Still Life Unbound
Barbara Shafer branches out with plant paintings
This month, the L.E. Phillips Memorial Public Library is showing “Plant Forms,” an exhibit of new work by award-winner local artist Barbara Shafer. Shafer is a long-standing artistic presence in Eau Claire. A sculptor, painter, and dancer, she began teaching visual art at UW-Eau Claire in 1969 and since then has participated in the artistic life of Eau Claire through instruction, exhibition, and performances. Two years ago she retired from teaching at the university and now focuses on painting and teaching modern dance in her Banbury Place studio. Shafer’s artwork is in numerous collections across the United States, and is on permanent display at various venues around the area.
Until fairly recently, Shafer has been focusing her 2D exploration of dancers and dancing through paintings of the human figure. This new work departs from that subject matter as Shafer has become, in her words, “intrigued with dried plants.” She tells the story that four years ago, “My husband and I decided not to get a Christmas tree and instead bought a large floral bouquet. It started to dry and I thought, ‘This is interesting. I have to paint one of these.’ I started to paint single plants and became really excited about them. Later a dear friend was diagnosed with cancer and during her treatment her oncologist said she could not have any bouquets in her home so she brought some to me. I thought she should have a record of the bouquets so I made her a painting.” After painting the bouquet Shafer began to work with more complex arrangements of multiple flowers and plants in a single composition.
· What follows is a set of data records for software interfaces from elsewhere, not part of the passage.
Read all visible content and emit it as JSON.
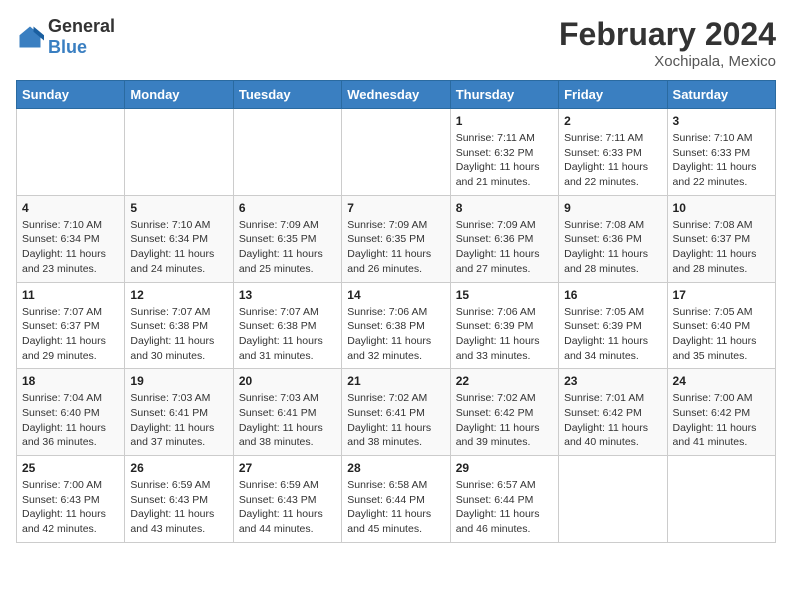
{
  "logo": {
    "text_general": "General",
    "text_blue": "Blue"
  },
  "title": {
    "month_year": "February 2024",
    "location": "Xochipala, Mexico"
  },
  "weekdays": [
    "Sunday",
    "Monday",
    "Tuesday",
    "Wednesday",
    "Thursday",
    "Friday",
    "Saturday"
  ],
  "weeks": [
    [
      {
        "day": "",
        "info": ""
      },
      {
        "day": "",
        "info": ""
      },
      {
        "day": "",
        "info": ""
      },
      {
        "day": "",
        "info": ""
      },
      {
        "day": "1",
        "info": "Sunrise: 7:11 AM\nSunset: 6:32 PM\nDaylight: 11 hours and 21 minutes."
      },
      {
        "day": "2",
        "info": "Sunrise: 7:11 AM\nSunset: 6:33 PM\nDaylight: 11 hours and 22 minutes."
      },
      {
        "day": "3",
        "info": "Sunrise: 7:10 AM\nSunset: 6:33 PM\nDaylight: 11 hours and 22 minutes."
      }
    ],
    [
      {
        "day": "4",
        "info": "Sunrise: 7:10 AM\nSunset: 6:34 PM\nDaylight: 11 hours and 23 minutes."
      },
      {
        "day": "5",
        "info": "Sunrise: 7:10 AM\nSunset: 6:34 PM\nDaylight: 11 hours and 24 minutes."
      },
      {
        "day": "6",
        "info": "Sunrise: 7:09 AM\nSunset: 6:35 PM\nDaylight: 11 hours and 25 minutes."
      },
      {
        "day": "7",
        "info": "Sunrise: 7:09 AM\nSunset: 6:35 PM\nDaylight: 11 hours and 26 minutes."
      },
      {
        "day": "8",
        "info": "Sunrise: 7:09 AM\nSunset: 6:36 PM\nDaylight: 11 hours and 27 minutes."
      },
      {
        "day": "9",
        "info": "Sunrise: 7:08 AM\nSunset: 6:36 PM\nDaylight: 11 hours and 28 minutes."
      },
      {
        "day": "10",
        "info": "Sunrise: 7:08 AM\nSunset: 6:37 PM\nDaylight: 11 hours and 28 minutes."
      }
    ],
    [
      {
        "day": "11",
        "info": "Sunrise: 7:07 AM\nSunset: 6:37 PM\nDaylight: 11 hours and 29 minutes."
      },
      {
        "day": "12",
        "info": "Sunrise: 7:07 AM\nSunset: 6:38 PM\nDaylight: 11 hours and 30 minutes."
      },
      {
        "day": "13",
        "info": "Sunrise: 7:07 AM\nSunset: 6:38 PM\nDaylight: 11 hours and 31 minutes."
      },
      {
        "day": "14",
        "info": "Sunrise: 7:06 AM\nSunset: 6:38 PM\nDaylight: 11 hours and 32 minutes."
      },
      {
        "day": "15",
        "info": "Sunrise: 7:06 AM\nSunset: 6:39 PM\nDaylight: 11 hours and 33 minutes."
      },
      {
        "day": "16",
        "info": "Sunrise: 7:05 AM\nSunset: 6:39 PM\nDaylight: 11 hours and 34 minutes."
      },
      {
        "day": "17",
        "info": "Sunrise: 7:05 AM\nSunset: 6:40 PM\nDaylight: 11 hours and 35 minutes."
      }
    ],
    [
      {
        "day": "18",
        "info": "Sunrise: 7:04 AM\nSunset: 6:40 PM\nDaylight: 11 hours and 36 minutes."
      },
      {
        "day": "19",
        "info": "Sunrise: 7:03 AM\nSunset: 6:41 PM\nDaylight: 11 hours and 37 minutes."
      },
      {
        "day": "20",
        "info": "Sunrise: 7:03 AM\nSunset: 6:41 PM\nDaylight: 11 hours and 38 minutes."
      },
      {
        "day": "21",
        "info": "Sunrise: 7:02 AM\nSunset: 6:41 PM\nDaylight: 11 hours and 38 minutes."
      },
      {
        "day": "22",
        "info": "Sunrise: 7:02 AM\nSunset: 6:42 PM\nDaylight: 11 hours and 39 minutes."
      },
      {
        "day": "23",
        "info": "Sunrise: 7:01 AM\nSunset: 6:42 PM\nDaylight: 11 hours and 40 minutes."
      },
      {
        "day": "24",
        "info": "Sunrise: 7:00 AM\nSunset: 6:42 PM\nDaylight: 11 hours and 41 minutes."
      }
    ],
    [
      {
        "day": "25",
        "info": "Sunrise: 7:00 AM\nSunset: 6:43 PM\nDaylight: 11 hours and 42 minutes."
      },
      {
        "day": "26",
        "info": "Sunrise: 6:59 AM\nSunset: 6:43 PM\nDaylight: 11 hours and 43 minutes."
      },
      {
        "day": "27",
        "info": "Sunrise: 6:59 AM\nSunset: 6:43 PM\nDaylight: 11 hours and 44 minutes."
      },
      {
        "day": "28",
        "info": "Sunrise: 6:58 AM\nSunset: 6:44 PM\nDaylight: 11 hours and 45 minutes."
      },
      {
        "day": "29",
        "info": "Sunrise: 6:57 AM\nSunset: 6:44 PM\nDaylight: 11 hours and 46 minutes."
      },
      {
        "day": "",
        "info": ""
      },
      {
        "day": "",
        "info": ""
      }
    ]
  ]
}
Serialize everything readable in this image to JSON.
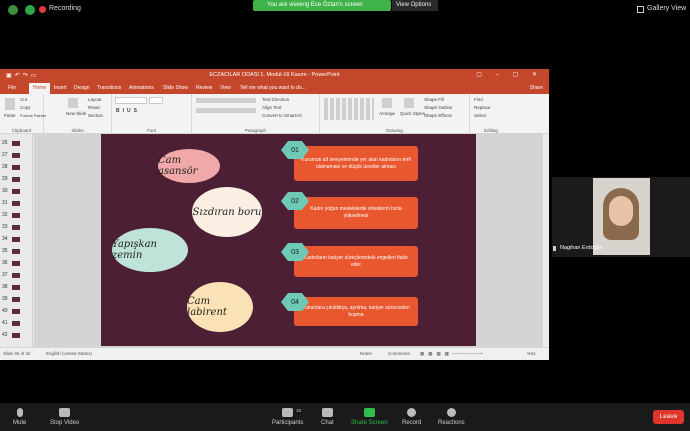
{
  "zoom": {
    "recording_label": "Recording",
    "viewing_banner": "You are viewing Ece Öztan's screen",
    "view_options": "View Options",
    "gallery_view": "Gallery View",
    "participant_name": "Nagihan Erdoğan",
    "participants_count": "15",
    "toolbar": {
      "mute": "Mute",
      "stop_video": "Stop Video",
      "participants": "Participants",
      "chat": "Chat",
      "share_screen": "Share Screen",
      "record": "Record",
      "reactions": "Reactions",
      "leave": "Leave"
    },
    "colors": {
      "share_green": "#2fbf4f",
      "leave_red": "#e0352b",
      "banner_green": "#3fb24a"
    }
  },
  "ppt": {
    "window_title": "ECZACILAR ODASI 1. Modül-16 Kasım - PowerPoint",
    "tabs": [
      "File",
      "Home",
      "Insert",
      "Design",
      "Transitions",
      "Animations",
      "Slide Show",
      "Review",
      "View"
    ],
    "active_tab": "Home",
    "tell_me": "Tell me what you want to do...",
    "share": "Share",
    "ribbon": {
      "paste": "Paste",
      "cut": "Cut",
      "copy": "Copy",
      "format_painter": "Format Painter",
      "new_slide": "New Slide",
      "layout": "Layout",
      "reset": "Reset",
      "section": "Section",
      "text_direction": "Text Direction",
      "align_text": "Align Text",
      "convert_smartart": "Convert to SmartArt",
      "arrange": "Arrange",
      "quick_styles": "Quick Styles",
      "shape_fill": "Shape Fill",
      "shape_outline": "Shape Outline",
      "shape_effects": "Shape Effects",
      "find": "Find",
      "replace": "Replace",
      "select": "Select",
      "groups": [
        "Clipboard",
        "Slides",
        "Font",
        "Paragraph",
        "Drawing",
        "Editing"
      ]
    },
    "thumb_numbers": [
      "26",
      "27",
      "28",
      "29",
      "30",
      "31",
      "32",
      "33",
      "34",
      "35",
      "36",
      "37",
      "38",
      "39",
      "40",
      "41",
      "42"
    ],
    "status": {
      "slide_of": "Slide 36 of 42",
      "language": "English (United States)",
      "notes": "Notes",
      "comments": "Comments",
      "zoom": "%61"
    },
    "accent": "#c4472b"
  },
  "slide": {
    "background": "#4d1f35",
    "ovals": [
      {
        "text": "Cam asansör",
        "color": "#f0a9a8"
      },
      {
        "text": "Sızdıran boru",
        "color": "#fbeee3"
      },
      {
        "text": "Yapışkan zemin",
        "color": "#bfe3d9"
      },
      {
        "text": "Cam labirent",
        "color": "#fbe1b6"
      }
    ],
    "steps": [
      {
        "num": "01",
        "text": "Kurumun alt seviyelerinde yer alan kadınların terfi olamaması ve düşük ücretler alması"
      },
      {
        "num": "02",
        "text": "Kadın yoğun mesleklerde erkeklerin hızla yükselmesi"
      },
      {
        "num": "03",
        "text": "Kadınların kariyer süreçlerindeki engelleri ifade eder"
      },
      {
        "num": "04",
        "text": "Yukarılara çıkıldıkça, ayrılma, kariyer sürecinden kopma"
      }
    ],
    "hex_color": "#6ec9b6",
    "box_color": "#e9572f"
  }
}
When written on a page, dried up plants may not sound like the most meaty and satisfying subject matter, but Shafer’s handling of them is compelling. Compelling for her as well, as she states that the examination of the plants as opposed to human bodies “permitted her to use drawing and paint surfaces more expressively,” bringing additional freedom to the work. That freedom and expressive technique – combined with the great complexity of forms and lines colliding and crossing in a bouquet – creates compositions that seem to be in flux, in danger of falling apart from their own lively vibrations. While the basic compositional setup for many of the pieces seems to be related to a fairly traditional still-life convention – putting out a vase of flowers and painting it – there is nothing still about these still lifes.
The show consists of 20 paintings ranging in size from two-feet-by-four-feet to four-feet-by-four-feet. The work is split up, as exhibitions at the library often are, between the lower level by the computer banks, the staircase, and the second floor gallery. The real payoff of this particular exhibition is in the brilliantly lit space of the gallery where Shafer’s paintings are given the opportunity to claim the area as their own. Shafer writes in her statement, “I would like people to walk into this show and find themselves surrounded by large lively plants.” This is certainly achieved in the second-floor gallery space. Indeed, the plants are painted so large that they take on human proportions.
It may be incorrect to say, as I did above, that the subjects of these paintings are dried or harvested plants when the works are considered in the light of Shafer’s career of responding to dancers. It seems more correct to say the subject of these paintings is movement. Consider the example of two of the large paintings, “September 2013” and “March 2012.” Dried bouquets do not generally move on their own, they usually sit in a vase and quietly collect dust. These bouquets are on the move, cascading downward, flinging petals across, cracking, obscuring, wrenching, falling. And the painter’s marks range from boldly stated outlines to barely seen traces of charcoal clinging to the white backgrounds, from harsh stabbings of saturated purples, to palely laid yellow washes, Shafer’s movements and decisions are as apparent as if she had just danced the canvas for us. As she says, “These paintings have to do with how I move and how I see movement. There is a serious correlation between how I paint, how I perceive paint and the dance.” It is significant to the poetry of the works that the painted plants are past flowering and fruiting and are in the process of decline. The enlarged seed heads and withering petals crack and bow as they drop in a firestorm of vibrant motion out of bloom and into decay, and invite an emotional participation in the natural cycle of rhythm and change, of that imprecise casting forward into time that is our life.
“Plant Forms” runs through Nov. 24 at the L.E. Phillips Memorial Public Library, 400 Eau Claire St., where it can be viewed during regular opening hours. For more information visit www.ecpubliclibrary.info or call (715) 839-5004.